    With snappy dialogue and stylish cinematography courtesy of Ernest Laszlo (Ten Seconds to Hell), Cover Up is an intriguing mystery that keeps viewers guessing until the end.  Dennis O’Keefe possesses the looks to woo his leading lady and the tenacity to crack the case while, Barbara Briton turns heads in every frame with her perfect smile and effortless grace.  In addition, William Bendix steals scenes as the secretive sheriff who gives O’Keefe’s Donovan a run for his money.  Filmed in gorgeous black and white photography and guided under the well executed direction of Alfred E. Green (Baby Face), Cover Up is an underrated murder mystery gem, ripe for rediscovery.  

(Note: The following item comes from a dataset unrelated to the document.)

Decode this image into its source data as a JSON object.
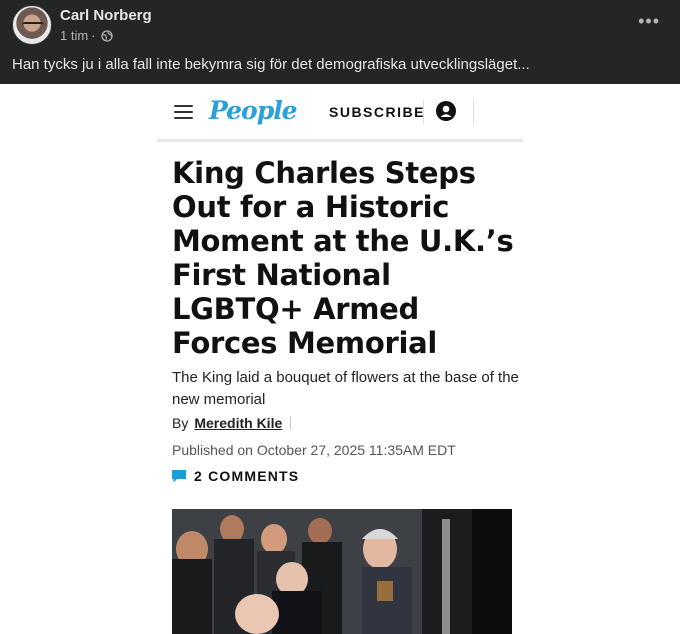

    Newly remastered, Kino Lorber Studio Classics presents Cover Up with a 1080p transfer, sporting a 1.37:1 aspect ratio.  With the exception of minor speckling and brief instances of softness,Cover Up achieves strong detail in facial features and its small-town setting.  The period photography offers satisfyingly inky black levels with only a later sequence in a dimly lit room bearing signs of noise.  Generally clean looking, Cover Up looks as good as it plays.  Equipped with a DTS-HD Master Audio 2.0 mix, Cover Up relays underwhelming dialogue levels that project on the low side, requiring a vast increase in volume.  With a hint of hiss apparent on its mix, dialogue levels are still audible with no other distracting occurrences to mention.  Unfortunately, no special features are included on this release.

    Well shot and cleverly crafted, Cover Up is a tightly paced mystery thriller with admirable performances and a left field twist ending.  Meanwhile, Kino Lorber Studio Classics’ new high-definition remaster is a valued effort that preserves this lesser discussed picture for a whole new generation to discover.  Although, set during the Christmas season, Cover Up will hardly keep viewers out in the cold with a crime tale this satisfying.

    RATING: 4/5

    Available March 24th from Kino Lorber Studio ClassicsCover Up can be purchased via KinoLorber.comAmazon.com and other fine retailers.